**WHAT YOU ARE ASKED TO DO:**
Word for word, reproduce every line of the data.

Data records for software interfaces:
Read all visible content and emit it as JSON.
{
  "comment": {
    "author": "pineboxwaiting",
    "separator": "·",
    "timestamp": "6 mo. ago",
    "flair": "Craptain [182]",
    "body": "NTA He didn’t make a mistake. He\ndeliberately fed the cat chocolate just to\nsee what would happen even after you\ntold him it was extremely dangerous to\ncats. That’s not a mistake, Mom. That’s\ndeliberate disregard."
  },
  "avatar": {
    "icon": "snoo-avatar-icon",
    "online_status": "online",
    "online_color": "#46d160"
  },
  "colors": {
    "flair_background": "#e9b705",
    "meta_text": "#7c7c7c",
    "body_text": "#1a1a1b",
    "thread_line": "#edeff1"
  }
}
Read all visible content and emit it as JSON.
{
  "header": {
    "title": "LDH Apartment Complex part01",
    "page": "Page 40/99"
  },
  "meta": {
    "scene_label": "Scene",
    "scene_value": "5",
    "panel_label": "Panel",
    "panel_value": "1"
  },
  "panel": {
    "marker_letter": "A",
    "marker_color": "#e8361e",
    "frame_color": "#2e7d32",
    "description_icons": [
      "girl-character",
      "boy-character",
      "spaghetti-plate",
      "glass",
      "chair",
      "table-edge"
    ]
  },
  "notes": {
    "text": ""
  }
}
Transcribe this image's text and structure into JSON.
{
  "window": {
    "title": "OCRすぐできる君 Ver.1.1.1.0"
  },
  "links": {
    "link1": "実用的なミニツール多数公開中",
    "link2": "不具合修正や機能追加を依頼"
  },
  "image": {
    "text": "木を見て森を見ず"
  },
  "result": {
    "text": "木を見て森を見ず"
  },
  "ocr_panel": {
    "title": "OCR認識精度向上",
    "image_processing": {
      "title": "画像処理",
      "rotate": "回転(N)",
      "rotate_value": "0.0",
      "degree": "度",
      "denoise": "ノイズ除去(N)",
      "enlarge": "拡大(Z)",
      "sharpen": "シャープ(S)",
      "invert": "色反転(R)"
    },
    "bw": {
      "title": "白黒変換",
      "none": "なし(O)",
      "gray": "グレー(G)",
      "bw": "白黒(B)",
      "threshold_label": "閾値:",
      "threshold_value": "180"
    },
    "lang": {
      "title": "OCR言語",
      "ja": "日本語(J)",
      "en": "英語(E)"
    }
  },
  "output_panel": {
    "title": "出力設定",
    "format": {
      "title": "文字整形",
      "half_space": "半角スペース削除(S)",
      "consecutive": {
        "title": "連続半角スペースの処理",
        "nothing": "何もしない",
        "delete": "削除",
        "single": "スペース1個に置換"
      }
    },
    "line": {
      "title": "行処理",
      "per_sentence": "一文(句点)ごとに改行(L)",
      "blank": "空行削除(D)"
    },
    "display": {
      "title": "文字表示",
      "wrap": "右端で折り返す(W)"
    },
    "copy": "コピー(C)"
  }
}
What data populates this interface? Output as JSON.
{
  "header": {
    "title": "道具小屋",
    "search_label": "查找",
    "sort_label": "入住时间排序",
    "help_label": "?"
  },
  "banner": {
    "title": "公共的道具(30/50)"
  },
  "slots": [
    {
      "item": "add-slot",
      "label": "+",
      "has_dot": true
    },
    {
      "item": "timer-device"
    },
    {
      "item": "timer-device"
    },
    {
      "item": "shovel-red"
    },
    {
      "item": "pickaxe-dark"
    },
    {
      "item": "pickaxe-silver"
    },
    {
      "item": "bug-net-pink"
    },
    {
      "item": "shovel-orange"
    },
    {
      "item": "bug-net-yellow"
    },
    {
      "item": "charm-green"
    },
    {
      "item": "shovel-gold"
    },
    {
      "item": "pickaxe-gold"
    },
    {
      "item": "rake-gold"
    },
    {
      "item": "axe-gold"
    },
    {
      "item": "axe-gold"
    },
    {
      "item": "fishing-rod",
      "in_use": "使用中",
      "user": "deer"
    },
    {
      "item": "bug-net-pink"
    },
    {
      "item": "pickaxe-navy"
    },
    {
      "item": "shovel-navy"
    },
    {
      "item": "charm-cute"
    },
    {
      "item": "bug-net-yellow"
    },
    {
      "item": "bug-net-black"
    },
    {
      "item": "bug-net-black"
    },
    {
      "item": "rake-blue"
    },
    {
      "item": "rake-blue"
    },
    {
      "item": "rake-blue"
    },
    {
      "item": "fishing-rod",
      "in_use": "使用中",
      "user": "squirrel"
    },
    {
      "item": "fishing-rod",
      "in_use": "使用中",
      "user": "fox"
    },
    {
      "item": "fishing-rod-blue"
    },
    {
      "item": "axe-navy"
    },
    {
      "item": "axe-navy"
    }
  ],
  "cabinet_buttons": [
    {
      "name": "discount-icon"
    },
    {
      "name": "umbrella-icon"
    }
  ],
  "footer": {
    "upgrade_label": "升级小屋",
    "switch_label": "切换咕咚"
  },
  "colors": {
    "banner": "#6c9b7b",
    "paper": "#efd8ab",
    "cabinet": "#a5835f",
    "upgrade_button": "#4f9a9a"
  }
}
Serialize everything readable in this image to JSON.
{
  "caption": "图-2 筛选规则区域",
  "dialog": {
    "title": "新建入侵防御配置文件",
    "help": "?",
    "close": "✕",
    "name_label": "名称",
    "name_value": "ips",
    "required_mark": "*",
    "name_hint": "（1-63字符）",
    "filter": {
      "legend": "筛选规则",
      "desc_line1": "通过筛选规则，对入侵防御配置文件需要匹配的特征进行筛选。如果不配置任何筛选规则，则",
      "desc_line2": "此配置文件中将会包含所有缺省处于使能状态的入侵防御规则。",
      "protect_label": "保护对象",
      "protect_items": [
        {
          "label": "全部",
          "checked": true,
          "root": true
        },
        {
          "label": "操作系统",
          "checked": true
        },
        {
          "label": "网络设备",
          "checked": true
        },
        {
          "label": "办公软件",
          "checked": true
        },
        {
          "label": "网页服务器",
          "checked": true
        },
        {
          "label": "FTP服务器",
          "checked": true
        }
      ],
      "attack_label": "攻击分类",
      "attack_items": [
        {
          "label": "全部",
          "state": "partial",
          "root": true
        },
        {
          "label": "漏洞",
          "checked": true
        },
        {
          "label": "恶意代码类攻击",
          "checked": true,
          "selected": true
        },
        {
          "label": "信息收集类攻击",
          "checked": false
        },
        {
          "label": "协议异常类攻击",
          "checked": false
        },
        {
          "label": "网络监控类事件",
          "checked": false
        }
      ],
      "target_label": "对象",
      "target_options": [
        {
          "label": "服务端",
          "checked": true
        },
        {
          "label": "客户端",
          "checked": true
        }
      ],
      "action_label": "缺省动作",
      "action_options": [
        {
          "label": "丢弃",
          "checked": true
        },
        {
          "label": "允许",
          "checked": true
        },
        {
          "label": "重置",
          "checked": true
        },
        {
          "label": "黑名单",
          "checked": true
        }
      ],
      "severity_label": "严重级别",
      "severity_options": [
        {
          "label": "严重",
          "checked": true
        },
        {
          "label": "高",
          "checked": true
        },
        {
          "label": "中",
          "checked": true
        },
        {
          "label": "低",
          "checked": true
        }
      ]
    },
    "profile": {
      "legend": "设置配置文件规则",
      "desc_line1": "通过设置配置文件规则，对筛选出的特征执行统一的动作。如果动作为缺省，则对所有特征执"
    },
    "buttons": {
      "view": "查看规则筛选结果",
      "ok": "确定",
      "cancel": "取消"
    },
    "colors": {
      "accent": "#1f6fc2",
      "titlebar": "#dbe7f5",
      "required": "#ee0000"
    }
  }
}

**ANSWER TO THE EXERCISE:**
Read all visible content and emit it as JSON.
{
  "comment": {
    "author": "pineboxwaiting",
    "separator": "·",
    "timestamp": "6 mo. ago",
    "flair": "Craptain [182]",
    "body": "NTA He didn’t make a mistake. He\ndeliberately fed the cat chocolate just to\nsee what would happen even after you\ntold him it was extremely dangerous to\ncats. That’s not a mistake, Mom. That’s\ndeliberate disregard."
  },
  "avatar": {
    "icon": "snoo-avatar-icon",
    "online_status": "online",
    "online_color": "#46d160"
  },
  "colors": {
    "flair_background": "#e9b705",
    "meta_text": "#7c7c7c",
    "body_text": "#1a1a1b",
    "thread_line": "#edeff1"
  }
}
Read all visible content and emit it as JSON.
{
  "header": {
    "title": "LDH Apartment Complex part01",
    "page": "Page 40/99"
  },
  "meta": {
    "scene_label": "Scene",
    "scene_value": "5",
    "panel_label": "Panel",
    "panel_value": "1"
  },
  "panel": {
    "marker_letter": "A",
    "marker_color": "#e8361e",
    "frame_color": "#2e7d32",
    "description_icons": [
      "girl-character",
      "boy-character",
      "spaghetti-plate",
      "glass",
      "chair",
      "table-edge"
    ]
  },
  "notes": {
    "text": ""
  }
}
Transcribe this image's text and structure into JSON.
{
  "window": {
    "title": "OCRすぐできる君 Ver.1.1.1.0"
  },
  "links": {
    "link1": "実用的なミニツール多数公開中",
    "link2": "不具合修正や機能追加を依頼"
  },
  "image": {
    "text": "木を見て森を見ず"
  },
  "result": {
    "text": "木を見て森を見ず"
  },
  "ocr_panel": {
    "title": "OCR認識精度向上",
    "image_processing": {
      "title": "画像処理",
      "rotate": "回転(N)",
      "rotate_value": "0.0",
      "degree": "度",
      "denoise": "ノイズ除去(N)",
      "enlarge": "拡大(Z)",
      "sharpen": "シャープ(S)",
      "invert": "色反転(R)"
    },
    "bw": {
      "title": "白黒変換",
      "none": "なし(O)",
      "gray": "グレー(G)",
      "bw": "白黒(B)",
      "threshold_label": "閾値:",
      "threshold_value": "180"
    },
    "lang": {
      "title": "OCR言語",
      "ja": "日本語(J)",
      "en": "英語(E)"
    }
  },
  "output_panel": {
    "title": "出力設定",
    "format": {
      "title": "文字整形",
      "half_space": "半角スペース削除(S)",
      "consecutive": {
        "title": "連続半角スペースの処理",
        "nothing": "何もしない",
        "delete": "削除",
        "single": "スペース1個に置換"
      }
    },
    "line": {
      "title": "行処理",
      "per_sentence": "一文(句点)ごとに改行(L)",
      "blank": "空行削除(D)"
    },
    "display": {
      "title": "文字表示",
      "wrap": "右端で折り返す(W)"
    },
    "copy": "コピー(C)"
  }
}
What data populates this interface? Output as JSON.
{
  "header": {
    "title": "道具小屋",
    "search_label": "查找",
    "sort_label": "入住时间排序",
    "help_label": "?"
  },
  "banner": {
    "title": "公共的道具(30/50)"
  },
  "slots": [
    {
      "item": "add-slot",
      "label": "+",
      "has_dot": true
    },
    {
      "item": "timer-device"
    },
    {
      "item": "timer-device"
    },
    {
      "item": "shovel-red"
    },
    {
      "item": "pickaxe-dark"
    },
    {
      "item": "pickaxe-silver"
    },
    {
      "item": "bug-net-pink"
    },
    {
      "item": "shovel-orange"
    },
    {
      "item": "bug-net-yellow"
    },
    {
      "item": "charm-green"
    },
    {
      "item": "shovel-gold"
    },
    {
      "item": "pickaxe-gold"
    },
    {
      "item": "rake-gold"
    },
    {
      "item": "axe-gold"
    },
    {
      "item": "axe-gold"
    },
    {
      "item": "fishing-rod",
      "in_use": "使用中",
      "user": "deer"
    },
    {
      "item": "bug-net-pink"
    },
    {
      "item": "pickaxe-navy"
    },
    {
      "item": "shovel-navy"
    },
    {
      "item": "charm-cute"
    },
    {
      "item": "bug-net-yellow"
    },
    {
      "item": "bug-net-black"
    },
    {
      "item": "bug-net-black"
    },
    {
      "item": "rake-blue"
    },
    {
      "item": "rake-blue"
    },
    {
      "item": "rake-blue"
    },
    {
      "item": "fishing-rod",
      "in_use": "使用中",
      "user": "squirrel"
    },
    {
      "item": "fishing-rod",
      "in_use": "使用中",
      "user": "fox"
    },
    {
      "item": "fishing-rod-blue"
    },
    {
      "item": "axe-navy"
    },
    {
      "item": "axe-navy"
    }
  ],
  "cabinet_buttons": [
    {
      "name": "discount-icon"
    },
    {
      "name": "umbrella-icon"
    }
  ],
  "footer": {
    "upgrade_label": "升级小屋",
    "switch_label": "切换咕咚"
  },
  "colors": {
    "banner": "#6c9b7b",
    "paper": "#efd8ab",
    "cabinet": "#a5835f",
    "upgrade_button": "#4f9a9a"
  }
}
Serialize everything readable in this image to JSON.
{
  "caption": "图-2 筛选规则区域",
  "dialog": {
    "title": "新建入侵防御配置文件",
    "help": "?",
    "close": "✕",
    "name_label": "名称",
    "name_value": "ips",
    "required_mark": "*",
    "name_hint": "（1-63字符）",
    "filter": {
      "legend": "筛选规则",
      "desc_line1": "通过筛选规则，对入侵防御配置文件需要匹配的特征进行筛选。如果不配置任何筛选规则，则",
      "desc_line2": "此配置文件中将会包含所有缺省处于使能状态的入侵防御规则。",
      "protect_label": "保护对象",
      "protect_items": [
        {
          "label": "全部",
          "checked": true,
          "root": true
        },
        {
          "label": "操作系统",
          "checked": true
        },
        {
          "label": "网络设备",
          "checked": true
        },
        {
          "label": "办公软件",
          "checked": true
        },
        {
          "label": "网页服务器",
          "checked": true
        },
        {
          "label": "FTP服务器",
          "checked": true
        }
      ],
      "attack_label": "攻击分类",
      "attack_items": [
        {
          "label": "全部",
          "state": "partial",
          "root": true
        },
        {
          "label": "漏洞",
          "checked": true
        },
        {
          "label": "恶意代码类攻击",
          "checked": true,
          "selected": true
        },
        {
          "label": "信息收集类攻击",
          "checked": false
        },
        {
          "label": "协议异常类攻击",
          "checked": false
        },
        {
          "label": "网络监控类事件",
          "checked": false
        }
      ],
      "target_label": "对象",
      "target_options": [
        {
          "label": "服务端",
          "checked": true
        },
        {
          "label": "客户端",
          "checked": true
        }
      ],
      "action_label": "缺省动作",
      "action_options": [
        {
          "label": "丢弃",
          "checked": true
        },
        {
          "label": "允许",
          "checked": true
        },
        {
          "label": "重置",
          "checked": true
        },
        {
          "label": "黑名单",
          "checked": true
        }
      ],
      "severity_label": "严重级别",
      "severity_options": [
        {
          "label": "严重",
          "checked": true
        },
        {
          "label": "高",
          "checked": true
        },
        {
          "label": "中",
          "checked": true
        },
        {
          "label": "低",
          "checked": true
        }
      ]
    },
    "profile": {
      "legend": "设置配置文件规则",
      "desc_line1": "通过设置配置文件规则，对筛选出的特征执行统一的动作。如果动作为缺省，则对所有特征执"
    },
    "buttons": {
      "view": "查看规则筛选结果",
      "ok": "确定",
      "cancel": "取消"
    },
    "colors": {
      "accent": "#1f6fc2",
      "titlebar": "#dbe7f5",
      "required": "#ee0000"
    }
  }
}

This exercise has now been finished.